By Fred Cameron
(Warner Music Canada)
There is no point in using comparative words—David Byrne is in a class of his own. His latest release, American Utopia, showcases everything that has made Byrne a lasting success. Whether it was as frontman with the Talking Heads, working solo, or in collaboration with artists like Brian Eno or St. Vincent, Byrne has always found a way to remain relevant. Defying time and genre, the 66-year-old covers all emotions in his music, and it’s always expertly articulated, both musically and poetically.

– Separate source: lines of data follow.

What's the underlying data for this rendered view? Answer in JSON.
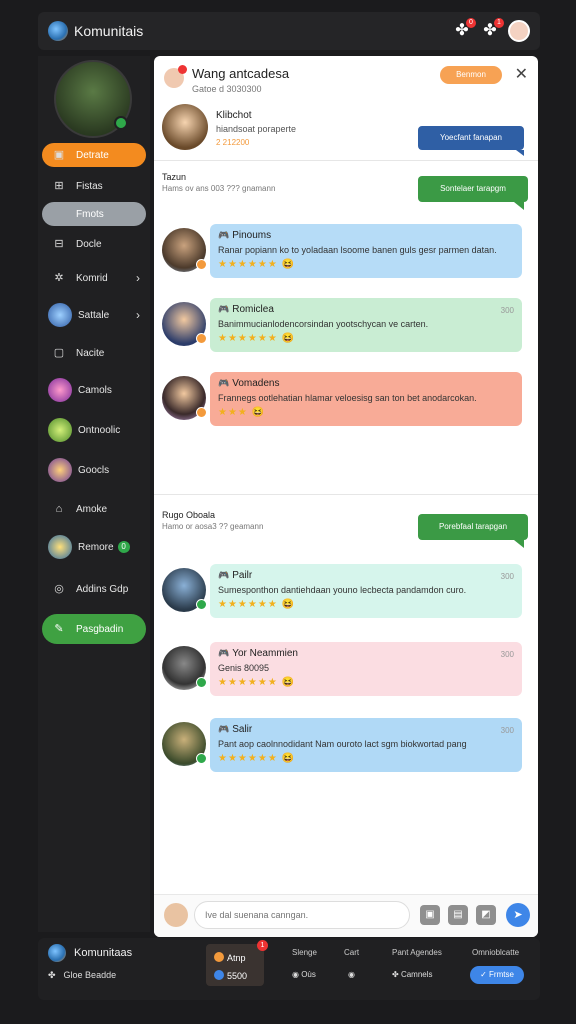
{
  "topbar": {
    "title": "Komunitais",
    "badge1": "0",
    "badge2": "1"
  },
  "sidebar": {
    "items": [
      {
        "label": "Detrate",
        "icon": "calendar-icon"
      },
      {
        "label": "Fistas",
        "icon": "cart-icon"
      },
      {
        "label": "Fmots",
        "icon": ""
      },
      {
        "label": "Docle",
        "icon": "grid-icon"
      },
      {
        "label": "Komrid",
        "icon": "gear-icon"
      },
      {
        "label": "Sattale",
        "icon": "game-icon"
      },
      {
        "label": "Nacite",
        "icon": "square-icon"
      },
      {
        "label": "Camols",
        "icon": "game-icon"
      },
      {
        "label": "Ontnoolic",
        "icon": "game-icon"
      },
      {
        "label": "Goocls",
        "icon": "game-icon"
      },
      {
        "label": "Amoke",
        "icon": "home-icon"
      },
      {
        "label": "Remore",
        "badge": "0",
        "icon": "game-icon"
      },
      {
        "label": "Addins Gdp",
        "icon": "at-icon"
      },
      {
        "label": "Pasgbadin",
        "icon": "chat-icon"
      }
    ]
  },
  "panel": {
    "title": "Wang antcadesa",
    "subtitle": "Gatoe d 3030300",
    "header_button": "Benmon",
    "highlight": {
      "name": "Klibchot",
      "text": "hiandsoat poraperte",
      "stamp": "2 212200",
      "bubble": "Yoecfant fanapan"
    },
    "section1": {
      "title": "Tazun",
      "subtitle": "Hams ov ans 003 ??? gnamann",
      "bubble": "Sontelaer tarapgm"
    },
    "section2": {
      "title": "Rugo Oboala",
      "subtitle": "Hamo or aosa3 ?? geamann",
      "bubble": "Porebfaal tarapgan"
    },
    "messages1": [
      {
        "name": "Pinoums",
        "time": "",
        "text": "Ranar popiann ko to yoladaan lsoome banen guls gesr parmen datan.",
        "stars": "★★★★★★",
        "emoji": "😆"
      },
      {
        "name": "Romiclea",
        "time": "300",
        "text": "Banimmucianlodencorsindan yootschycan ve carten.",
        "stars": "★★★★★★",
        "emoji": "😆"
      },
      {
        "name": "Vomadens",
        "time": "",
        "text": "Frannegs ootlehatian hlamar veloesisg san ton bet anodarcokan.",
        "stars": "★★★",
        "emoji": "😆"
      }
    ],
    "messages2": [
      {
        "name": "Pailr",
        "time": "300",
        "text": "Sumesponthon dantiehdaan youno lecbecta pandamdon curo.",
        "stars": "★★★★★★",
        "emoji": "😆"
      },
      {
        "name": "Yor Neammien",
        "time": "300",
        "text": "Genis 80095",
        "stars": "★★★★★★",
        "emoji": "😆"
      },
      {
        "name": "Salir",
        "time": "300",
        "text": "Pant aop caolnnodidant Nam ouroto lact sgm biokwortad pang",
        "stars": "★★★★★★",
        "emoji": "😆"
      }
    ],
    "composer": {
      "placeholder": "Ive dal suenana canngan."
    }
  },
  "bottombar": {
    "title": "Komunitaas",
    "subtitle": "Gloe Beadde",
    "card": {
      "line1": "Atnp",
      "line2": "5500",
      "badge": "1"
    },
    "cols": [
      {
        "top": "Slenge",
        "bottom": "Oùs"
      },
      {
        "top": "Cart",
        "bottom": ""
      },
      {
        "top": "Pant Agendes",
        "bottom": "Camnels"
      },
      {
        "top": "Omnioblcatte",
        "bottom": ""
      }
    ],
    "button": "Frmtse"
  }
}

American Utopia has moments of nostalgia, with an ’80s feel, but, as always, Byrne brings new sounds, which are shocking for the first spin. An odd choice for lead track, “I Dance Like This,” is mildly off-putting as it pairs melodic piano and wonderfully crooned storytelling with dirty electronic hell. Then “Gasoline and Dirty Sheets” brings a taste of the past, and it’s impossible not to dance as Byrne reminds us of just how good the Talking Heads really were.

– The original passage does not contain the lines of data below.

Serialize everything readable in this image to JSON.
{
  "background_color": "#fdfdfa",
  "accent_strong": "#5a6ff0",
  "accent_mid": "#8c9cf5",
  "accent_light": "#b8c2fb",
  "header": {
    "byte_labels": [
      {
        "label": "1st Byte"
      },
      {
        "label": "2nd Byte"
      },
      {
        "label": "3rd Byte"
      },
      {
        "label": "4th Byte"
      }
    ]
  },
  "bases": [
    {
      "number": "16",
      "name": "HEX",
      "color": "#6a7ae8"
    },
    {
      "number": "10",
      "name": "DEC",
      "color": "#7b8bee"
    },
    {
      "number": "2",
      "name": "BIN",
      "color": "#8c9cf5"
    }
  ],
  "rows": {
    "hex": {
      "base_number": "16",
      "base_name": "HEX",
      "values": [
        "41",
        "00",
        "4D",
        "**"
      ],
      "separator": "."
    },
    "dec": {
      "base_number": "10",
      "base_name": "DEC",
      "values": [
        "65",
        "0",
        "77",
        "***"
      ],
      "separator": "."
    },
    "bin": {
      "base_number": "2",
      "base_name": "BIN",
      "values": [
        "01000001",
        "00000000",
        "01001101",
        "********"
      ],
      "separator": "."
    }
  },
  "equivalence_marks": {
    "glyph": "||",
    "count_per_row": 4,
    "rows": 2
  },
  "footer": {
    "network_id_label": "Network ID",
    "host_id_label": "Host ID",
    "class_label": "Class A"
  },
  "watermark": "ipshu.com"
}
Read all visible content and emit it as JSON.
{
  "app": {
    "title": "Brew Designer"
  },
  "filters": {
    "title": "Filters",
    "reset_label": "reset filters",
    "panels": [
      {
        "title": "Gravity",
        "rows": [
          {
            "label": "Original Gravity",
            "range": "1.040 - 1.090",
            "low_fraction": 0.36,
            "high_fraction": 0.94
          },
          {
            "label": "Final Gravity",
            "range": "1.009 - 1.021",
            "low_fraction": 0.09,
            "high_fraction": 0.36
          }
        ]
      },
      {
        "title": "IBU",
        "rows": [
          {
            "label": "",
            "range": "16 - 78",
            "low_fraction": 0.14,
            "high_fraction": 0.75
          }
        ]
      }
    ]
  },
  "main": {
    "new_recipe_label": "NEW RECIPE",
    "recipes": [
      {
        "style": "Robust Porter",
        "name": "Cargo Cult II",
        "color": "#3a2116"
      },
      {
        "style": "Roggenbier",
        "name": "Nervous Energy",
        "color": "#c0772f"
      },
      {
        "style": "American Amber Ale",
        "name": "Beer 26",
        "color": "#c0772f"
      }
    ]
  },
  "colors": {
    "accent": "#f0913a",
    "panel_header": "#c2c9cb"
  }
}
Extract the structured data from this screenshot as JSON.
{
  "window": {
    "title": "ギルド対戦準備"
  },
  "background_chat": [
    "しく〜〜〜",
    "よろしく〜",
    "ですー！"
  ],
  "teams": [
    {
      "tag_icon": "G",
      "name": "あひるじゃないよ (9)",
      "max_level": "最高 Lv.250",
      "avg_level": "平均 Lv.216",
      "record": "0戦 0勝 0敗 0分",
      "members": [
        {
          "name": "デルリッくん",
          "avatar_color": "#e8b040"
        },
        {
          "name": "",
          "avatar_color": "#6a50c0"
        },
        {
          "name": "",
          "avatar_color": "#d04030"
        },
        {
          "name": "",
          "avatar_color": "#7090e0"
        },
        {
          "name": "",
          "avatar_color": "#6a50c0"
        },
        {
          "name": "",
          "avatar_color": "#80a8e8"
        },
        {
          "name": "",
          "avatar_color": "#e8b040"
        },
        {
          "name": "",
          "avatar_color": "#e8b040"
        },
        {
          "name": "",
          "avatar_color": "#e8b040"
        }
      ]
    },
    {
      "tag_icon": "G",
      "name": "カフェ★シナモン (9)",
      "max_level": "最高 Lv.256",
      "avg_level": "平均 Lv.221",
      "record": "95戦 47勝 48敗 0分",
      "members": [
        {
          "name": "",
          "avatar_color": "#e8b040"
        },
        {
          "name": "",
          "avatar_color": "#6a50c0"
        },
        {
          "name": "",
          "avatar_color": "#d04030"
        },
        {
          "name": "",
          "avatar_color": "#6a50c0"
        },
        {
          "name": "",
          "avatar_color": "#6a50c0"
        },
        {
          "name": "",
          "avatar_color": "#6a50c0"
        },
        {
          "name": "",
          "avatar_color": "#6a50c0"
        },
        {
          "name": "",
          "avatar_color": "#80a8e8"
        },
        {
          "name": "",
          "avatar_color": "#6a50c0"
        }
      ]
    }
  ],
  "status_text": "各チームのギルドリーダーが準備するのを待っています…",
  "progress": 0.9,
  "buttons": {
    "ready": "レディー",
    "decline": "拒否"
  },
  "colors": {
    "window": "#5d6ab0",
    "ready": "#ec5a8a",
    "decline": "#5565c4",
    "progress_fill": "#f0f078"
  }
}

Is it better to burn out or fade away? If you ask David Byrne, he would probably say “neither.” At 65, his voice remains impeccable, his sound is still fresh, and American Utopia—his 11th solo album—is a work of art that moves the feet of four generations. The man is a genius.